Long known for its large base of manufacturing, in recent years Houston’s industrial sector has been moving more toward distribution. Companies signing larger leases are buoying the industry during tumultuous times and keeping the property type strong while other Houston segments suffer due to oil prices.
“A lot of people thought with the decline of oil, the market would get much softer, and it did in certain product types, specifically manufacturing buildings like crane-served and crane-capable assets, but as a whole vacancy numbers remained really low,” Finial Group CEO Keith Bilski said.
That is partially thanks to Houston stealing distribution activity from Dallas. Historically, product came into the Port of Houston and was put on rail to Dallas and shipped around the region from warehouses there.
Until recently, Houston was a small distribution market, with about half its industrial inventory dedicated to that property type.
“[That] is atypical. Houston has a lot of 20k-40k SF tenants. That model is changing in the last five to seven years. Houston’s seeing much larger tenants, which has experts asking why,” according to Bilski.

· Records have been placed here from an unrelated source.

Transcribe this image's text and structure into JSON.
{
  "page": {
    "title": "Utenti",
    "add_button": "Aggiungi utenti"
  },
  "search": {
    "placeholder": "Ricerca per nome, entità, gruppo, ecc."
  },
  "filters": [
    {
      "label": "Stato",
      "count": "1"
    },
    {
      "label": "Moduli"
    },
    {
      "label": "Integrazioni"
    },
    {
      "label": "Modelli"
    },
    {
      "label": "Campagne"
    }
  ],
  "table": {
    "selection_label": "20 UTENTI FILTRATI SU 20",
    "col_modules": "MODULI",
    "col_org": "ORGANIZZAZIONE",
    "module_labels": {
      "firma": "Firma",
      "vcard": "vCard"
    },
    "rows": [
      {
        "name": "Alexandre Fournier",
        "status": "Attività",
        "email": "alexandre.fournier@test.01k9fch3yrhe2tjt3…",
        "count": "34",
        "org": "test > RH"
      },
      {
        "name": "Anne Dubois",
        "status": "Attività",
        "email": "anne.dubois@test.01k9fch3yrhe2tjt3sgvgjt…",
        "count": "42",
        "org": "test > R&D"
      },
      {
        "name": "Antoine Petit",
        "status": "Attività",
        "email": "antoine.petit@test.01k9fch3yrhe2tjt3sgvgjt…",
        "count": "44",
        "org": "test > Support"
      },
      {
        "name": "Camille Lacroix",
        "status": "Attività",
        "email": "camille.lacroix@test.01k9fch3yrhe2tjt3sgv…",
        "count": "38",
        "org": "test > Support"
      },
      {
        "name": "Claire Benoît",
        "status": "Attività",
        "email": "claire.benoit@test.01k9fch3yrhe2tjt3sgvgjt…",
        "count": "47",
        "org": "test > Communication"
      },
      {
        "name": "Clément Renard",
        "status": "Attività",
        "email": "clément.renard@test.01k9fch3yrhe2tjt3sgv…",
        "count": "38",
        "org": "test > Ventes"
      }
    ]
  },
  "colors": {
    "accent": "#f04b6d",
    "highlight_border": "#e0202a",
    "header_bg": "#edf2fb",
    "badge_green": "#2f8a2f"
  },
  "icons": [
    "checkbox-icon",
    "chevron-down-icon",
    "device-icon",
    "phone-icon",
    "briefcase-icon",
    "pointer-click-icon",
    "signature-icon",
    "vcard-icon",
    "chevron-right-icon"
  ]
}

Mega-tenants like Amazon, Daikin and IKEA have inked deals worth millions of square feet throughout the Houston MSA. Bilski said this segment is growing because, “in general companies have found Houston a pretty business-friendly place to be.”
“Houston has a low cost of employment thanks to the low cost of living. As companies look at establishing facilities in the South, Houston has a lot of attributes to secure them. The ports, the airports, rail access and plenty of qualified workers at every skill level are major factors.”
But Houston’s gain is not Dallas’ pain. Bilski says, “The irony is that Dallas’ market is as good as it’s ever been. It’s not zero-sum. Both cities are serving a quickly growing state.”
As action in the Permian begins to pick up again, the industrial sectors in every major Texas metro are prepping
for new business. “Permian will help us the most where we need it the most, in manufacturing and crane-capable buildings. I don’t know if we’ve felt it yet, but the general theory is we should.”
With new demand from distribution, continued population growth and oil slowly crawling back, the sector’s outlook looks promising. Hear more from Keith Bilksi and two panels of experts at Bisnow’s Industrial Renaissance event on Feb. 28.